Community Advisory Board (CAB)
The Franklin Grand Isle Restorative Justice Center (FGIRJC) is looking for volunteers to serve on our Community Advisory Board. (CAB) The CAB exists to provide advice and to participate in the decisions that reflect community priorities and restorative justice principles. Franklin Grand Isle RJC responds to the stated needs and priorities of the residents of Franklin and Grand Isle counties by creating opportunities for meaningful engagement in order to prevent and address harm and build a safe and inclusive community. The CAB advises on agency policy and priorities in collaboration with the Executive Director and the City of St. Albans.
Members of a Circle of Support and Accountability (CoSA) work as a team of three or more volunteers with one Core Member - someone returning to Franklin and Grand Isle Community from incarceration. CoSA Volunteers meet regularly with the Core Member to provide support and mentoring, while ensuring that the Core Member is accountable for their actions. Core Members who are accepted into the program will have expressed a desire to change and must be committed to following the guidelines of the program. CoSA Volunteers will also work with other community stakeholders to establish expectations for the Core Member with regard to behaviors, responsibilities and community public safety.
The Volunteer commitment to the program and Core Member is for one year. The CoSA team meets for one hour per week and volunteers are encouraged to spend one-on-one time with the Core Member once a relationship has been established. Training for volunteers consists of a one-time CoSA training (in-person or remote) that is required prior to interacting with a Core Member. A Vermont Department of Corrections volunteer orientation and site-specific training are required every 2 years. Additional training is encouraged as needed. In some cases, we may be able to form a CoSA team before the Core Member is released from incarceration, allowing us to begin meetings inside of the facility prior to release. CoSA Volunteers play a crucial role in the Reentry Program by helping to guide Core Members on a path to becoming a contributing member of the community. By offering your time, compassion and energy, you will join a growing network of people who are committed to the safety of the community, and the successful reentry of Core Members.
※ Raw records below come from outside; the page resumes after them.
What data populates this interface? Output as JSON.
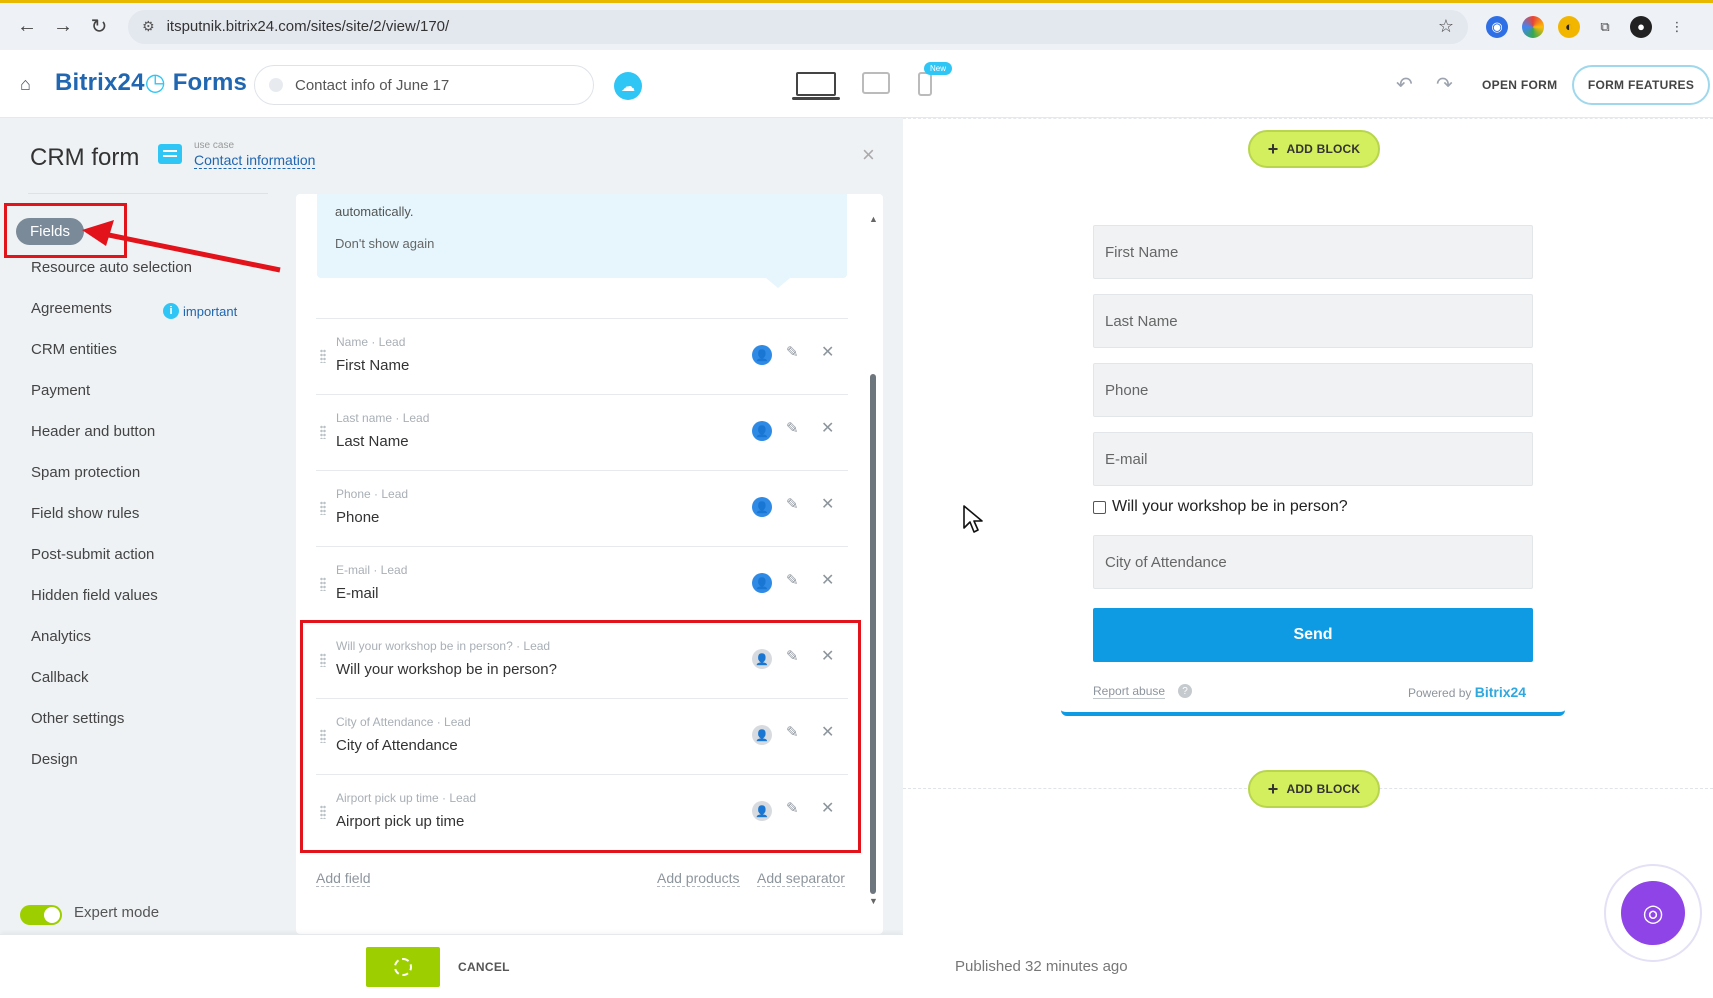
{
  "browser": {
    "url": "itsputnik.bitrix24.com/sites/site/2/view/170/"
  },
  "header": {
    "logo_bitrix": "Bitrix24",
    "logo_forms": "Forms",
    "form_name": "Contact info of June 17",
    "new_badge": "New",
    "open_form": "OPEN FORM",
    "form_features": "FORM FEATURES"
  },
  "settings": {
    "title": "CRM form",
    "use_case_caption": "use case",
    "use_case_link": "Contact information",
    "menu": [
      "Fields",
      "Resource auto selection",
      "Agreements",
      "CRM entities",
      "Payment",
      "Header and button",
      "Spam protection",
      "Field show rules",
      "Post-submit action",
      "Hidden field values",
      "Analytics",
      "Callback",
      "Other settings",
      "Design"
    ],
    "important_badge": "important",
    "expert_mode": "Expert mode"
  },
  "fields_panel": {
    "hint_text": "automatically.",
    "hint_dismiss": "Don't show again",
    "fields": [
      {
        "caption": "Name · Lead",
        "label": "First Name"
      },
      {
        "caption": "Last name · Lead",
        "label": "Last Name"
      },
      {
        "caption": "Phone · Lead",
        "label": "Phone"
      },
      {
        "caption": "E-mail · Lead",
        "label": "E-mail"
      },
      {
        "caption": "Will your workshop be in person? · Lead",
        "label": "Will your workshop be in person?"
      },
      {
        "caption": "City of Attendance · Lead",
        "label": "City of Attendance"
      },
      {
        "caption": "Airport pick up time · Lead",
        "label": "Airport pick up time"
      }
    ],
    "add_field": "Add field",
    "add_products": "Add products",
    "add_separator": "Add separator"
  },
  "bottom_bar": {
    "cancel": "CANCEL"
  },
  "preview": {
    "add_block": "ADD BLOCK",
    "inputs": {
      "first_name": "First Name",
      "last_name": "Last Name",
      "phone": "Phone",
      "email": "E-mail",
      "city": "City of Attendance"
    },
    "checkbox_label": "Will your workshop be in person?",
    "send": "Send",
    "report_abuse": "Report abuse",
    "powered_by": "Powered by",
    "powered_brand": "Bitrix24",
    "published": "Published 32 minutes ago"
  },
  "colors": {
    "accent_blue": "#2fc6f6",
    "send_blue": "#0f9be3",
    "green": "#9dcf00",
    "annotation_red": "#e3131c"
  }
}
Diversion and Repetitive Panels
Our center is currently in need of dedicated community members to serve as volunteers on our Youth and Adult Court Diversion Panels as well as on Reparative Panels. During these panels, volunteers meet with individuals who have committed a crime and work collaboratively with each participant to create opportunities for them to accept responsibility, make amends to those affected by the incident, and move forward in a positive, meaningful way. Volunteers work with our Case Managers and Victim Coordinator to provide a safe space for those impacted by crime to share their story and be heard. As an agency we are dedicated to accountability, fairness, respect and compassion, and emphasize these core values throughout the Court Diversion and Reparative process.